WHAT TO WORK ON
Take every line in the entries that includes the word "Database" and copy it.

Dataset rows describing interfaces
________________________

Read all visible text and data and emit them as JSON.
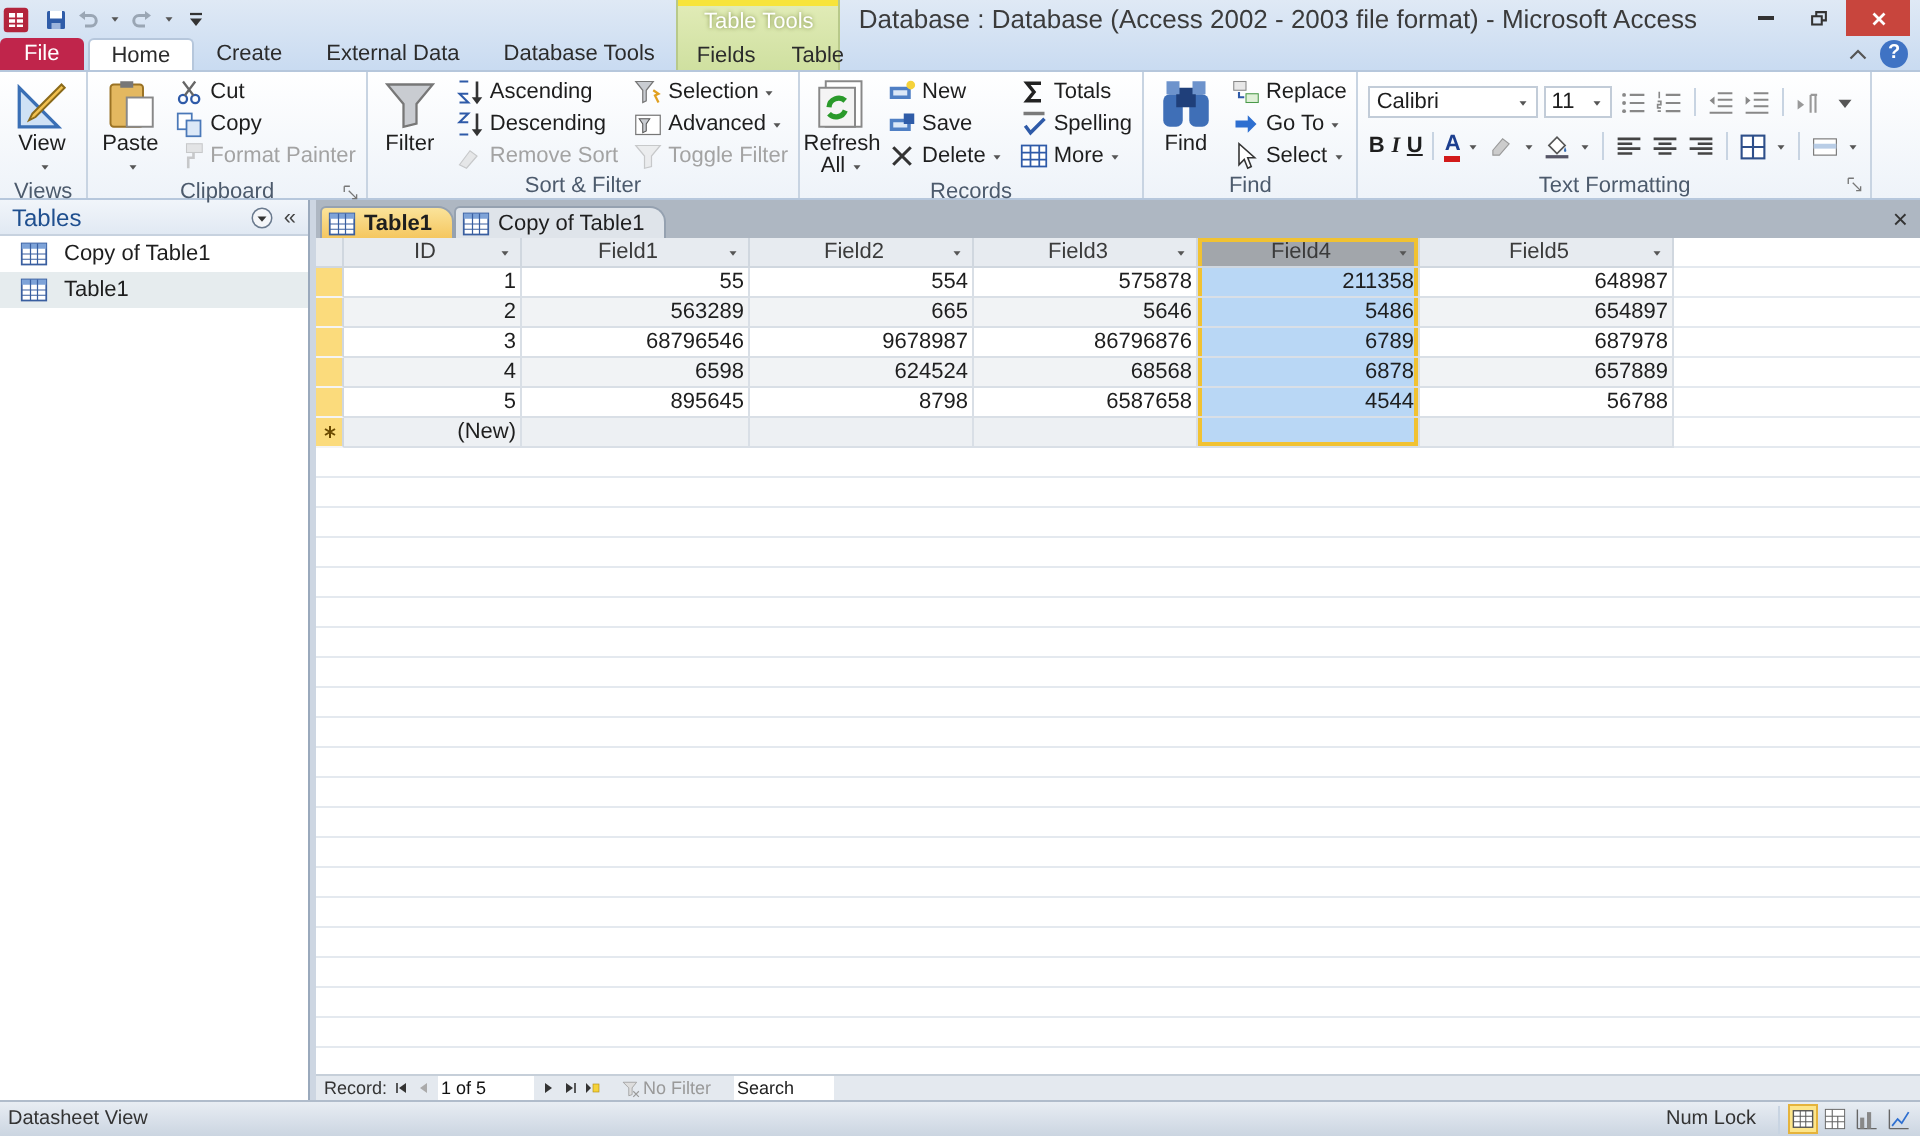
{
  "title_bar": {
    "title": "Database : Database (Access 2002 - 2003 file format)  -  Microsoft Access",
    "contextual_group": "Table Tools",
    "help": "?"
  },
  "ribbon_tabs": [
    {
      "label": "File",
      "kind": "file",
      "selected": false
    },
    {
      "label": "Home",
      "kind": "normal",
      "selected": true
    },
    {
      "label": "Create",
      "kind": "normal",
      "selected": false
    },
    {
      "label": "External Data",
      "kind": "normal",
      "selected": false
    },
    {
      "label": "Database Tools",
      "kind": "normal",
      "selected": false
    },
    {
      "label": "Fields",
      "kind": "contextual",
      "selected": false
    },
    {
      "label": "Table",
      "kind": "contextual",
      "selected": false
    }
  ],
  "ribbon_groups": [
    {
      "label": "Views",
      "kind": "standard",
      "launcher": false,
      "items": [
        {
          "label": "View",
          "kind": "large",
          "dropdown": true,
          "disabled": false
        }
      ]
    },
    {
      "label": "Clipboard",
      "kind": "standard",
      "launcher": true,
      "items": [
        {
          "label": "Paste",
          "kind": "large",
          "dropdown": true,
          "disabled": false
        },
        {
          "label": "Cut",
          "kind": "small",
          "dropdown": false,
          "disabled": false
        },
        {
          "label": "Copy",
          "kind": "small",
          "dropdown": false,
          "disabled": false
        },
        {
          "label": "Format Painter",
          "kind": "small",
          "dropdown": false,
          "disabled": true
        }
      ]
    },
    {
      "label": "Sort & Filter",
      "kind": "standard",
      "launcher": false,
      "items": [
        {
          "label": "Filter",
          "kind": "large",
          "dropdown": false,
          "disabled": false
        },
        {
          "label": "Ascending",
          "kind": "small",
          "dropdown": false,
          "disabled": false
        },
        {
          "label": "Descending",
          "kind": "small",
          "dropdown": false,
          "disabled": false
        },
        {
          "label": "Remove Sort",
          "kind": "small",
          "dropdown": false,
          "disabled": true
        },
        {
          "label": "Selection",
          "kind": "small",
          "dropdown": true,
          "disabled": false
        },
        {
          "label": "Advanced",
          "kind": "small",
          "dropdown": true,
          "disabled": false
        },
        {
          "label": "Toggle Filter",
          "kind": "small",
          "dropdown": false,
          "disabled": true
        }
      ]
    },
    {
      "label": "Records",
      "kind": "standard",
      "launcher": false,
      "items": [
        {
          "label": "Refresh All",
          "kind": "large",
          "dropdown": true,
          "disabled": false
        },
        {
          "label": "New",
          "kind": "small",
          "dropdown": false,
          "disabled": false
        },
        {
          "label": "Save",
          "kind": "small",
          "dropdown": false,
          "disabled": false
        },
        {
          "label": "Delete",
          "kind": "small",
          "dropdown": true,
          "disabled": false
        },
        {
          "label": "Totals",
          "kind": "small",
          "dropdown": false,
          "disabled": false
        },
        {
          "label": "Spelling",
          "kind": "small",
          "dropdown": false,
          "disabled": false
        },
        {
          "label": "More",
          "kind": "small",
          "dropdown": true,
          "disabled": false
        }
      ]
    },
    {
      "label": "Find",
      "kind": "standard",
      "launcher": false,
      "items": [
        {
          "label": "Find",
          "kind": "large",
          "dropdown": false,
          "disabled": false
        },
        {
          "label": "Replace",
          "kind": "small",
          "dropdown": false,
          "disabled": false
        },
        {
          "label": "Go To",
          "kind": "small",
          "dropdown": true,
          "disabled": false
        },
        {
          "label": "Select",
          "kind": "small",
          "dropdown": true,
          "disabled": false
        }
      ]
    },
    {
      "label": "Text Formatting",
      "kind": "formatting",
      "launcher": true,
      "font": "Calibri",
      "size": "11",
      "styles": [
        "B",
        "I",
        "U"
      ],
      "font_color": "A"
    }
  ],
  "nav_pane": {
    "title": "Tables",
    "collapse": "«",
    "items": [
      {
        "label": "Copy of Table1",
        "selected": false
      },
      {
        "label": "Table1",
        "selected": true
      }
    ]
  },
  "doc_tabs": {
    "close": "×",
    "tabs": [
      {
        "label": "Table1",
        "selected": true
      },
      {
        "label": "Copy of Table1",
        "selected": false
      }
    ]
  },
  "datasheet": {
    "columns": [
      {
        "label": "ID",
        "selected": false
      },
      {
        "label": "Field1",
        "selected": false
      },
      {
        "label": "Field2",
        "selected": false
      },
      {
        "label": "Field3",
        "selected": false
      },
      {
        "label": "Field4",
        "selected": true
      },
      {
        "label": "Field5",
        "selected": false
      }
    ],
    "rows": [
      [
        "1",
        "55",
        "554",
        "575878",
        "211358",
        "648987"
      ],
      [
        "2",
        "563289",
        "665",
        "5646",
        "5486",
        "654897"
      ],
      [
        "3",
        "68796546",
        "9678987",
        "86796876",
        "6789",
        "687978"
      ],
      [
        "4",
        "6598",
        "624524",
        "68568",
        "6878",
        "657889"
      ],
      [
        "5",
        "895645",
        "8798",
        "6587658",
        "4544",
        "56788"
      ]
    ],
    "new_row": "(New)"
  },
  "record_nav": {
    "label": "Record:",
    "position": "1 of 5",
    "filter": "No Filter",
    "search_placeholder": "Search"
  },
  "status_bar": {
    "view": "Datasheet View",
    "indicators": [
      "Num Lock"
    ],
    "view_buttons": [
      {
        "selected": true
      },
      {
        "selected": false
      },
      {
        "selected": false
      },
      {
        "selected": false
      }
    ]
  }
}
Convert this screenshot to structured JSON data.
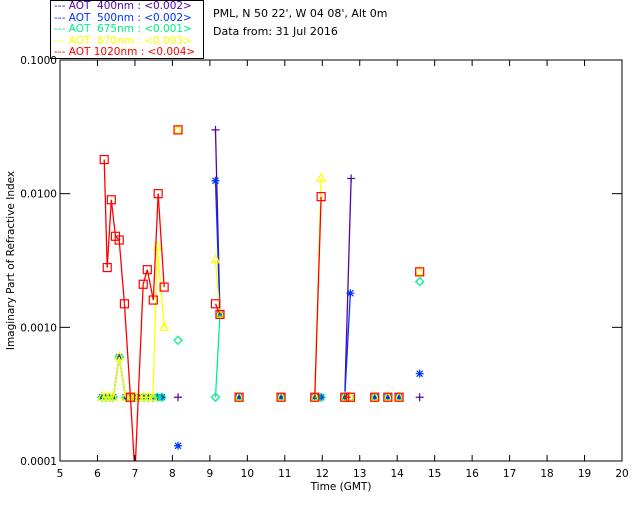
{
  "header": {
    "site": "PML, N 50 22', W 04 08', Alt 0m",
    "date": "Data from: 31 Jul 2016"
  },
  "chart_data": {
    "type": "scatter",
    "xlabel": "Time (GMT)",
    "ylabel": "Imaginary Part of Refractive Index",
    "xlim": [
      5,
      20
    ],
    "ylim": [
      0.0001,
      0.1
    ],
    "yscale": "log",
    "xticks": [
      "5",
      "6",
      "7",
      "8",
      "9",
      "10",
      "11",
      "12",
      "13",
      "14",
      "15",
      "16",
      "17",
      "18",
      "19",
      "20"
    ],
    "yticks": [
      "0.1000",
      "0.0100",
      "0.0010",
      "0.0001"
    ],
    "legend_placement": "top-left outside",
    "series": [
      {
        "name": "AOT  400nm : <0.002>",
        "color": "#5500aa",
        "marker": "plus",
        "points": [
          [
            6.12,
            0.0003
          ],
          [
            6.22,
            0.0003
          ],
          [
            6.32,
            0.0003
          ],
          [
            6.42,
            0.0003
          ],
          [
            6.58,
            0.0006
          ],
          [
            6.75,
            0.0003
          ],
          [
            6.88,
            0.0003
          ],
          [
            7.0,
            0.0003
          ],
          [
            7.12,
            0.0003
          ],
          [
            7.24,
            0.0003
          ],
          [
            7.36,
            0.0003
          ],
          [
            7.48,
            0.0003
          ],
          [
            7.6,
            0.0003
          ],
          [
            7.72,
            0.0003
          ],
          [
            8.15,
            0.0003
          ],
          [
            9.15,
            0.03
          ],
          [
            9.27,
            0.00125
          ],
          [
            9.78,
            0.0003
          ],
          [
            10.9,
            0.0003
          ],
          [
            11.8,
            0.0003
          ],
          [
            11.97,
            0.0003
          ],
          [
            12.6,
            0.0003
          ],
          [
            12.77,
            0.013
          ],
          [
            13.4,
            0.0003
          ],
          [
            13.75,
            0.0003
          ],
          [
            14.05,
            0.0003
          ],
          [
            14.6,
            0.0003
          ]
        ]
      },
      {
        "name": "AOT  500nm : <0.002>",
        "color": "#0033ff",
        "marker": "asterisk",
        "points": [
          [
            6.12,
            0.0003
          ],
          [
            6.22,
            0.0003
          ],
          [
            6.32,
            0.0003
          ],
          [
            6.42,
            0.0003
          ],
          [
            6.58,
            0.0006
          ],
          [
            6.75,
            0.0003
          ],
          [
            6.88,
            0.0003
          ],
          [
            7.0,
            0.0003
          ],
          [
            7.12,
            0.0003
          ],
          [
            7.24,
            0.0003
          ],
          [
            7.36,
            0.0003
          ],
          [
            7.48,
            0.0003
          ],
          [
            7.6,
            0.0003
          ],
          [
            7.72,
            0.0003
          ],
          [
            8.15,
            0.00013
          ],
          [
            9.15,
            0.0125
          ],
          [
            9.27,
            0.00125
          ],
          [
            9.78,
            0.0003
          ],
          [
            10.9,
            0.0003
          ],
          [
            11.8,
            0.0003
          ],
          [
            11.97,
            0.0003
          ],
          [
            12.6,
            0.0003
          ],
          [
            12.75,
            0.0018
          ],
          [
            13.4,
            0.0003
          ],
          [
            13.75,
            0.0003
          ],
          [
            14.05,
            0.0003
          ],
          [
            14.6,
            0.00045
          ]
        ]
      },
      {
        "name": "AOT  675nm : <0.001>",
        "color": "#00ee88",
        "marker": "diamond",
        "points": [
          [
            6.12,
            0.0003
          ],
          [
            6.22,
            0.0003
          ],
          [
            6.32,
            0.0003
          ],
          [
            6.42,
            0.0003
          ],
          [
            6.58,
            0.0006
          ],
          [
            6.75,
            0.0003
          ],
          [
            6.88,
            0.0003
          ],
          [
            7.0,
            0.0003
          ],
          [
            7.12,
            0.0003
          ],
          [
            7.24,
            0.0003
          ],
          [
            7.36,
            0.0003
          ],
          [
            7.48,
            0.0003
          ],
          [
            7.6,
            0.0003
          ],
          [
            7.72,
            0.0003
          ],
          [
            8.15,
            0.0008
          ],
          [
            9.15,
            0.0003
          ],
          [
            9.27,
            0.00125
          ],
          [
            9.78,
            0.0003
          ],
          [
            10.9,
            0.0003
          ],
          [
            11.8,
            0.0003
          ],
          [
            11.97,
            0.0003
          ],
          [
            12.6,
            0.0003
          ],
          [
            12.75,
            0.0003
          ],
          [
            13.4,
            0.0003
          ],
          [
            13.75,
            0.0003
          ],
          [
            14.05,
            0.0003
          ],
          [
            14.6,
            0.0022
          ]
        ]
      },
      {
        "name": "AOT  870nm : <0.003>",
        "color": "#ffff00",
        "marker": "triangle",
        "points": [
          [
            6.12,
            0.0003
          ],
          [
            6.22,
            0.0003
          ],
          [
            6.32,
            0.0003
          ],
          [
            6.42,
            0.0003
          ],
          [
            6.58,
            0.0006
          ],
          [
            6.75,
            0.0003
          ],
          [
            6.88,
            0.0003
          ],
          [
            7.0,
            0.0003
          ],
          [
            7.12,
            0.0003
          ],
          [
            7.24,
            0.0003
          ],
          [
            7.36,
            0.0003
          ],
          [
            7.48,
            0.0003
          ],
          [
            7.6,
            0.004
          ],
          [
            7.78,
            0.001
          ],
          [
            8.15,
            0.03
          ],
          [
            9.15,
            0.0032
          ],
          [
            9.27,
            0.00125
          ],
          [
            9.78,
            0.0003
          ],
          [
            10.9,
            0.0003
          ],
          [
            11.8,
            0.0003
          ],
          [
            11.97,
            0.013
          ],
          [
            12.6,
            0.0003
          ],
          [
            12.75,
            0.0003
          ],
          [
            13.4,
            0.0003
          ],
          [
            13.75,
            0.0003
          ],
          [
            14.05,
            0.0003
          ],
          [
            14.6,
            0.0026
          ]
        ]
      },
      {
        "name": "AOT 1020nm : <0.004>",
        "color": "#ff0000",
        "marker": "square",
        "points": [
          [
            6.18,
            0.018
          ],
          [
            6.26,
            0.0028
          ],
          [
            6.37,
            0.009
          ],
          [
            6.48,
            0.0048
          ],
          [
            6.58,
            0.0045
          ],
          [
            6.72,
            0.0015
          ],
          [
            6.88,
            0.0003
          ],
          [
            7.0,
            8e-05
          ],
          [
            7.22,
            0.0021
          ],
          [
            7.33,
            0.0027
          ],
          [
            7.49,
            0.0016
          ],
          [
            7.62,
            0.01
          ],
          [
            7.78,
            0.002
          ],
          [
            8.15,
            0.03
          ],
          [
            9.15,
            0.0015
          ],
          [
            9.27,
            0.00125
          ],
          [
            9.78,
            0.0003
          ],
          [
            10.9,
            0.0003
          ],
          [
            11.8,
            0.0003
          ],
          [
            11.97,
            0.0095
          ],
          [
            12.6,
            0.0003
          ],
          [
            12.75,
            0.0003
          ],
          [
            13.4,
            0.0003
          ],
          [
            13.75,
            0.0003
          ],
          [
            14.05,
            0.0003
          ],
          [
            14.6,
            0.0026
          ]
        ]
      }
    ]
  }
}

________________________

OUTPUT OF THE TASK
    "title": "Database : Database (Access 2002 - 2003 file format)  -  Microsoft Access",
      "label": "Database Tools",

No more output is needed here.